Weathering the storm: climate change adaptation and local government

Image by Pexels from Pixabay

The importance of adaptation

Fire, flood, food insecurity and pestilence as a result of climate change are no longer far-off prospects. From fires in Greece, heat domes in the Pacific North West, floods in Germany and China – once rarer natural disasters are increasing in frequency and intensity. And it’s only going to get worse. Carbon Brief has prepared an explainer on what the recent United Nations Intergovernmental Panel on Climate Change (IPCC) report had to say on extreme weather and climate change.

While reducing greenhouse gas emissions and working toward other mitigations are important (and will be covered in future editions), adaptation must become a central part of local authority climate governance. Local governments are all about making places safe and prosperous, with more extreme weather events in our future this will look different and have costs and consequences as well as opportunities.

This bundle brings together our recent briefings and publications on how councils are responding to and leading the adaptation agenda. And it includes a link to our Global Local Recap edition on adaptation – our international newsletter of inspiration and innovation in local government – which is hosting our COP26 newsletter in the run up to the conference.

Make sure you’re signed up to our Climate action and sustainable development topic to get the COP26 newsletter about once a month this Autumn or the Global Local Recap for an inspiration packed weekly newsletter on a range of topics.

Sign up here.  Or update your preferences here.

Global Local Recap and Climate Change Newsletter

The first in our series of joint Global Local Recap and COP26 newsletters – this one focuses on adaptation and includes essential reading and innovation and inspiration from around the world. Read now.

Green infrastructure

Green infrastructure: five innovative ways of creating healthier, greener cities. This briefing outlines the benefits of green infrastructure within cities and, by drawing on five case studies from UK and further afield, will highlight ways in which local governments across Europe are working to create greener urban spaces that benefit the planet and have a positive impact on communities.

Small changes, big impact

In Letting the Grass Grow, Falkirk Council’s biodiversity officer Anna Perks explains how land management can improve flood defence while bringing other benefits.
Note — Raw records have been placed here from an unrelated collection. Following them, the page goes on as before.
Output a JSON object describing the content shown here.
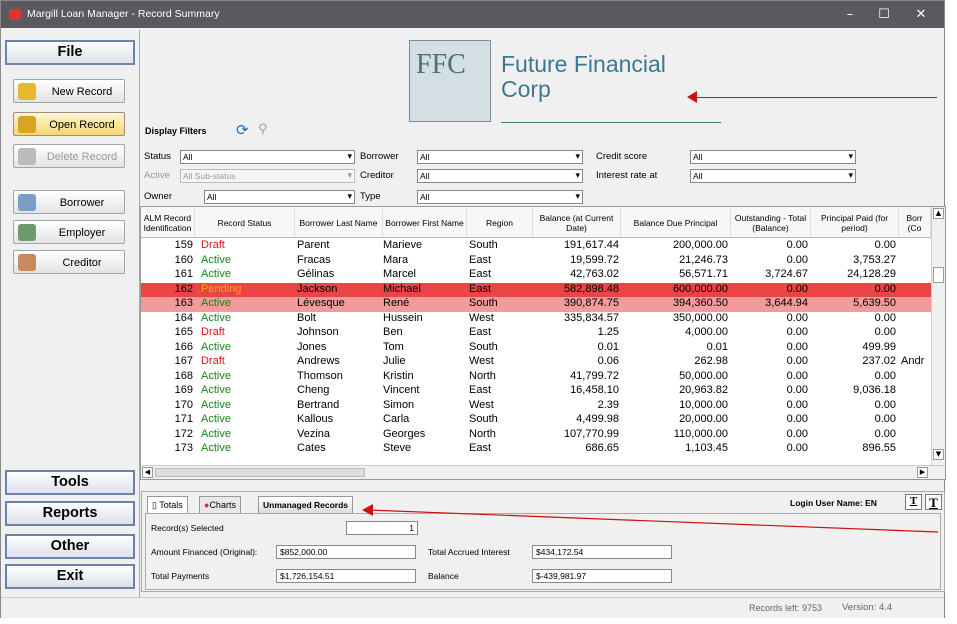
{
  "window": {
    "title": "Margill Loan Manager - Record Summary",
    "minimize": "–",
    "maximize": "☐",
    "close": "✕"
  },
  "sidebar": {
    "file": "File",
    "buttons": [
      {
        "label": "New Record",
        "icon": "new-record-icon"
      },
      {
        "label": "Open Record",
        "icon": "open-record-icon"
      },
      {
        "label": "Delete Record",
        "icon": "delete-record-icon"
      },
      {
        "label": "Borrower",
        "icon": "borrower-icon"
      },
      {
        "label": "Employer",
        "icon": "employer-icon"
      },
      {
        "label": "Creditor",
        "icon": "creditor-icon"
      }
    ],
    "tools": "Tools",
    "reports": "Reports",
    "other": "Other",
    "exit": "Exit"
  },
  "logo": {
    "letters": "FFC",
    "name_line1": "Future Financial",
    "name_line2": "Corp"
  },
  "filters": {
    "title": "Display Filters",
    "status_label": "Status",
    "status_value": "All",
    "active_label": "Active",
    "active_value": "All Sub-status",
    "owner_label": "Owner",
    "owner_value": "All",
    "borrower_label": "Borrower",
    "borrower_value": "All",
    "creditor_label": "Creditor",
    "creditor_value": "All",
    "type_label": "Type",
    "type_value": "All",
    "credit_label": "Credit score",
    "credit_value": "All",
    "interest_label": "Interest rate at",
    "interest_value": "All"
  },
  "grid": {
    "headers": [
      "ALM Record Identification",
      "Record Status",
      "Borrower Last Name",
      "Borrower First Name",
      "Region",
      "Balance (at Current Date)",
      "Balance Due Principal",
      "Outstanding - Total (Balance)",
      "Principal Paid (for period)",
      "Borr (Co"
    ],
    "rows": [
      {
        "id": "159",
        "status": "Draft",
        "last": "Parent",
        "first": "Marieve",
        "region": "South",
        "bal": "191,617.44",
        "princ": "200,000.00",
        "out": "0.00",
        "paid": "0.00",
        "extra": ""
      },
      {
        "id": "160",
        "status": "Active",
        "last": "Fracas",
        "first": "Mara",
        "region": "East",
        "bal": "19,599.72",
        "princ": "21,246.73",
        "out": "0.00",
        "paid": "3,753.27",
        "extra": ""
      },
      {
        "id": "161",
        "status": "Active",
        "last": "Gélinas",
        "first": "Marcel",
        "region": "East",
        "bal": "42,763.02",
        "princ": "56,571.71",
        "out": "3,724.67",
        "paid": "24,128.29",
        "extra": ""
      },
      {
        "id": "162",
        "status": "Pending",
        "last": "Jackson",
        "first": "Michael",
        "region": "East",
        "bal": "582,898.48",
        "princ": "600,000.00",
        "out": "0.00",
        "paid": "0.00",
        "extra": ""
      },
      {
        "id": "163",
        "status": "Active",
        "last": "Lévesque",
        "first": "René",
        "region": "South",
        "bal": "390,874.75",
        "princ": "394,360.50",
        "out": "3,644.94",
        "paid": "5,639.50",
        "extra": ""
      },
      {
        "id": "164",
        "status": "Active",
        "last": "Bolt",
        "first": "Hussein",
        "region": "West",
        "bal": "335,834.57",
        "princ": "350,000.00",
        "out": "0.00",
        "paid": "0.00",
        "extra": ""
      },
      {
        "id": "165",
        "status": "Draft",
        "last": "Johnson",
        "first": "Ben",
        "region": "East",
        "bal": "1.25",
        "princ": "4,000.00",
        "out": "0.00",
        "paid": "0.00",
        "extra": ""
      },
      {
        "id": "166",
        "status": "Active",
        "last": "Jones",
        "first": "Tom",
        "region": "South",
        "bal": "0.01",
        "princ": "0.01",
        "out": "0.00",
        "paid": "499.99",
        "extra": ""
      },
      {
        "id": "167",
        "status": "Draft",
        "last": "Andrews",
        "first": "Julie",
        "region": "West",
        "bal": "0.06",
        "princ": "262.98",
        "out": "0.00",
        "paid": "237.02",
        "extra": "Andr"
      },
      {
        "id": "168",
        "status": "Active",
        "last": "Thomson",
        "first": "Kristin",
        "region": "North",
        "bal": "41,799.72",
        "princ": "50,000.00",
        "out": "0.00",
        "paid": "0.00",
        "extra": ""
      },
      {
        "id": "169",
        "status": "Active",
        "last": "Cheng",
        "first": "Vincent",
        "region": "East",
        "bal": "16,458.10",
        "princ": "20,963.82",
        "out": "0.00",
        "paid": "9,036.18",
        "extra": ""
      },
      {
        "id": "170",
        "status": "Active",
        "last": "Bertrand",
        "first": "Simon",
        "region": "West",
        "bal": "2.39",
        "princ": "10,000.00",
        "out": "0.00",
        "paid": "0.00",
        "extra": ""
      },
      {
        "id": "171",
        "status": "Active",
        "last": "Kallous",
        "first": "Carla",
        "region": "South",
        "bal": "4,499.98",
        "princ": "20,000.00",
        "out": "0.00",
        "paid": "0.00",
        "extra": ""
      },
      {
        "id": "172",
        "status": "Active",
        "last": "Vezina",
        "first": "Georges",
        "region": "North",
        "bal": "107,770.99",
        "princ": "110,000.00",
        "out": "0.00",
        "paid": "0.00",
        "extra": ""
      },
      {
        "id": "173",
        "status": "Active",
        "last": "Cates",
        "first": "Steve",
        "region": "East",
        "bal": "686.65",
        "princ": "1,103.45",
        "out": "0.00",
        "paid": "896.55",
        "extra": ""
      }
    ]
  },
  "bottom": {
    "tab_totals": "Totals",
    "tab_charts": "Charts",
    "unmanaged": "Unmanaged Records",
    "login": "Login User Name: EN",
    "t1": "T",
    "t2": "T",
    "selected_label": "Record(s) Selected",
    "selected_value": "1",
    "financed_label": "Amount Financed (Original):",
    "financed_value": "$852,000.00",
    "accrued_label": "Total Accrued Interest",
    "accrued_value": "$434,172.54",
    "payments_label": "Total Payments",
    "payments_value": "$1,726,154.51",
    "balance_label": "Balance",
    "balance_value": "$-439,981.97"
  },
  "status": {
    "records_left": "Records left: 9753",
    "version": "Version: 4.4"
  },
  "colors": {
    "pending_row": "#ea4545",
    "selected_row": "#f39b9b",
    "annotation": "#cc1111"
  }
}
Flood funding

In this blog post, LGIU Chief Operating Officer Andy Johnston outlines the need to find better funding for flood defence and response, but also warns that with the fragmented and diminished funding local government may not be able to play its full part.
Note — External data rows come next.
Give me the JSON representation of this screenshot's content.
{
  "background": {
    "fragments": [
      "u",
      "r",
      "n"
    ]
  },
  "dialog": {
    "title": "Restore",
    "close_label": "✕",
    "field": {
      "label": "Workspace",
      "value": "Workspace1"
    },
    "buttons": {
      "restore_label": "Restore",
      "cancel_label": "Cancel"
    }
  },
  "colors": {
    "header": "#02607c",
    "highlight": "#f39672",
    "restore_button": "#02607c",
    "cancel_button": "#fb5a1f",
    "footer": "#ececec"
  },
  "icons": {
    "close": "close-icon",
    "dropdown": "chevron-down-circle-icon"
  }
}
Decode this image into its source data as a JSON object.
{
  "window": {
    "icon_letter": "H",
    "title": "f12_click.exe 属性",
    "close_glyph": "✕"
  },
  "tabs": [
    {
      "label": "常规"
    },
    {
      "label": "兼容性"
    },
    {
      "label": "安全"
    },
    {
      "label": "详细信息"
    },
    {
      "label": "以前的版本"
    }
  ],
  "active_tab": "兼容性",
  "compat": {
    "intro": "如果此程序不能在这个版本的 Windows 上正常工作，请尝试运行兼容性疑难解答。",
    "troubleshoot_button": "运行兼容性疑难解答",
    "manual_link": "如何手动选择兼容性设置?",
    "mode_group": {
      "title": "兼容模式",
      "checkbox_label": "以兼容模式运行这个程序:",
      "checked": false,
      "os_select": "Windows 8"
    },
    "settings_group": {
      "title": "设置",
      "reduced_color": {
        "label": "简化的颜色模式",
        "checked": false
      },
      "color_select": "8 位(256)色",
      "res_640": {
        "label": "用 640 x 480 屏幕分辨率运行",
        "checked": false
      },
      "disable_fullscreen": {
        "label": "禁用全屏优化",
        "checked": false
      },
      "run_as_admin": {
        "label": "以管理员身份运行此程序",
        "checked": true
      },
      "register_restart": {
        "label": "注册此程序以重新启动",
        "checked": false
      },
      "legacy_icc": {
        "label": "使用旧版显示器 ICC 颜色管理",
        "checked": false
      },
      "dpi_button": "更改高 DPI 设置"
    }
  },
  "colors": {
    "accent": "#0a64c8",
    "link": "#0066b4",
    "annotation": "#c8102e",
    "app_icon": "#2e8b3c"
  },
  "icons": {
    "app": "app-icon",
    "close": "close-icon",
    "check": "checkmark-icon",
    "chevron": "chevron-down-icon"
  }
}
What works for adaptation?

This 2019 briefing highlights the key lessons from a case study focused report on what climate adaptation works in cities in the UK.

On the way to COP26 which sees the UK presidency of the ‘Conference of Parties’ on climate change, LGIU will be sharing monthly newsletters across key themes of the conference that support local authorities in addressing climate change, delivering Net Zero and adapting to the current and projected impacts of climate change.

About once a month, we’ll be rounding up essential reading, case studies, guidance and stories from around the world and telling you what it all means for local government when the conference is over (but the crisis isn’t).

And it’s all free. Make sure you’re signed up to our Climate action and sustainable development topic to get it.

Sign up here.  Or update your preferences here.

Image by Peggychoucair from Pixabay